## TASK OBJECTIVE
A verbatim copy of every entry is required.
==== RECORD SET ====
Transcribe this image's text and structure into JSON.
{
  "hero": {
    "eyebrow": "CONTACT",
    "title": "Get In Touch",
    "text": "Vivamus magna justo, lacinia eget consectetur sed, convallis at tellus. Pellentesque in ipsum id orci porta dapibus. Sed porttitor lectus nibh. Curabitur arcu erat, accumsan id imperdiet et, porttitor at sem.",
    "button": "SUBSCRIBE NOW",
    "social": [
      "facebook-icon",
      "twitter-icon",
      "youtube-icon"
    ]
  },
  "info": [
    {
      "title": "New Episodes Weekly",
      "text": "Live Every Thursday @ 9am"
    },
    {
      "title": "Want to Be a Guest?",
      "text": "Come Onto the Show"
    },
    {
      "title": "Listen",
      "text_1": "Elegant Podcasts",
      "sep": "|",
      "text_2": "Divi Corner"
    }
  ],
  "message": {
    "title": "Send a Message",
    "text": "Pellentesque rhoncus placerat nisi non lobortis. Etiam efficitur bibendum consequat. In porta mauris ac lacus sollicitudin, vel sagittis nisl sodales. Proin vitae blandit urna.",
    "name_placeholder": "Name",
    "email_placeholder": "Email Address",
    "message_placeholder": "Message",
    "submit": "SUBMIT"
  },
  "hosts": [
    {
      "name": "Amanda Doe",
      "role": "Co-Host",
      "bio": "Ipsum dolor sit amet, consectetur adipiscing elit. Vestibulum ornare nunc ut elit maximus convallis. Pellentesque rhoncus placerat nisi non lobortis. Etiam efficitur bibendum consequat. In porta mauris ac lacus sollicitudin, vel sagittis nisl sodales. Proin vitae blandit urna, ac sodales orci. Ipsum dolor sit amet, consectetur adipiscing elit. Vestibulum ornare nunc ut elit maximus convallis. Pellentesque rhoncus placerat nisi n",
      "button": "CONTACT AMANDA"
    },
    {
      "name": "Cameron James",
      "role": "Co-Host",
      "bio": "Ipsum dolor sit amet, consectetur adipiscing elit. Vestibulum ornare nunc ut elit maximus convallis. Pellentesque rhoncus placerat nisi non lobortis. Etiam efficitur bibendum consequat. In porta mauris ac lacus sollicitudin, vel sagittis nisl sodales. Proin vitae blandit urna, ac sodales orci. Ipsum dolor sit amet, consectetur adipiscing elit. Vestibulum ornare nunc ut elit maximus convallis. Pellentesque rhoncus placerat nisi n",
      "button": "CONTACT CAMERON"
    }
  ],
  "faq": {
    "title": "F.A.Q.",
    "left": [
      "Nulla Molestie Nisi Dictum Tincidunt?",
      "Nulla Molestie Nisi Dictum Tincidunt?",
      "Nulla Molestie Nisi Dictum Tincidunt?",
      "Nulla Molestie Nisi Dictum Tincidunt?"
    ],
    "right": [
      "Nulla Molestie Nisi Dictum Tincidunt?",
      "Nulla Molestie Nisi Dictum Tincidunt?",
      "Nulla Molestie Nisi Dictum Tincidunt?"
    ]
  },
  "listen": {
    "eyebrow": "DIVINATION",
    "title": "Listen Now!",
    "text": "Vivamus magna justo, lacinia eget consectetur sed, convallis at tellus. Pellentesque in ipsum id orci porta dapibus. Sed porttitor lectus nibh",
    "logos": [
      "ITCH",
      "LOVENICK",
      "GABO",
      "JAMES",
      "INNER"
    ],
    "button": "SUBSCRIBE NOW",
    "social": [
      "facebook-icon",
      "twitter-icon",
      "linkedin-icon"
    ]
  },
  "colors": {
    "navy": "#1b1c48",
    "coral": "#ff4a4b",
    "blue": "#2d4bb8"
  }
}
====
## EXERCISE RESPONSE
Transcribe this image's text and structure into JSON.
{
  "hero": {
    "eyebrow": "CONTACT",
    "title": "Get In Touch",
    "text": "Vivamus magna justo, lacinia eget consectetur sed, convallis at tellus. Pellentesque in ipsum id orci porta dapibus. Sed porttitor lectus nibh. Curabitur arcu erat, accumsan id imperdiet et, porttitor at sem.",
    "button": "SUBSCRIBE NOW",
    "social": [
      "facebook-icon",
      "twitter-icon",
      "youtube-icon"
    ]
  },
  "info": [
    {
      "title": "New Episodes Weekly",
      "text": "Live Every Thursday @ 9am"
    },
    {
      "title": "Want to Be a Guest?",
      "text": "Come Onto the Show"
    },
    {
      "title": "Listen",
      "text_1": "Elegant Podcasts",
      "sep": "|",
      "text_2": "Divi Corner"
    }
  ],
  "message": {
    "title": "Send a Message",
    "text": "Pellentesque rhoncus placerat nisi non lobortis. Etiam efficitur bibendum consequat. In porta mauris ac lacus sollicitudin, vel sagittis nisl sodales. Proin vitae blandit urna.",
    "name_placeholder": "Name",
    "email_placeholder": "Email Address",
    "message_placeholder": "Message",
    "submit": "SUBMIT"
  },
  "hosts": [
    {
      "name": "Amanda Doe",
      "role": "Co-Host",
      "bio": "Ipsum dolor sit amet, consectetur adipiscing elit. Vestibulum ornare nunc ut elit maximus convallis. Pellentesque rhoncus placerat nisi non lobortis. Etiam efficitur bibendum consequat. In porta mauris ac lacus sollicitudin, vel sagittis nisl sodales. Proin vitae blandit urna, ac sodales orci. Ipsum dolor sit amet, consectetur adipiscing elit. Vestibulum ornare nunc ut elit maximus convallis. Pellentesque rhoncus placerat nisi n",
      "button": "CONTACT AMANDA"
    },
    {
      "name": "Cameron James",
      "role": "Co-Host",
      "bio": "Ipsum dolor sit amet, consectetur adipiscing elit. Vestibulum ornare nunc ut elit maximus convallis. Pellentesque rhoncus placerat nisi non lobortis. Etiam efficitur bibendum consequat. In porta mauris ac lacus sollicitudin, vel sagittis nisl sodales. Proin vitae blandit urna, ac sodales orci. Ipsum dolor sit amet, consectetur adipiscing elit. Vestibulum ornare nunc ut elit maximus convallis. Pellentesque rhoncus placerat nisi n",
      "button": "CONTACT CAMERON"
    }
  ],
  "faq": {
    "title": "F.A.Q.",
    "left": [
      "Nulla Molestie Nisi Dictum Tincidunt?",
      "Nulla Molestie Nisi Dictum Tincidunt?",
      "Nulla Molestie Nisi Dictum Tincidunt?",
      "Nulla Molestie Nisi Dictum Tincidunt?"
    ],
    "right": [
      "Nulla Molestie Nisi Dictum Tincidunt?",
      "Nulla Molestie Nisi Dictum Tincidunt?",
      "Nulla Molestie Nisi Dictum Tincidunt?"
    ]
  },
  "listen": {
    "eyebrow": "DIVINATION",
    "title": "Listen Now!",
    "text": "Vivamus magna justo, lacinia eget consectetur sed, convallis at tellus. Pellentesque in ipsum id orci porta dapibus. Sed porttitor lectus nibh",
    "logos": [
      "ITCH",
      "LOVENICK",
      "GABO",
      "JAMES",
      "INNER"
    ],
    "button": "SUBSCRIBE NOW",
    "social": [
      "facebook-icon",
      "twitter-icon",
      "linkedin-icon"
    ]
  },
  "colors": {
    "navy": "#1b1c48",
    "coral": "#ff4a4b",
    "blue": "#2d4bb8"
  }
}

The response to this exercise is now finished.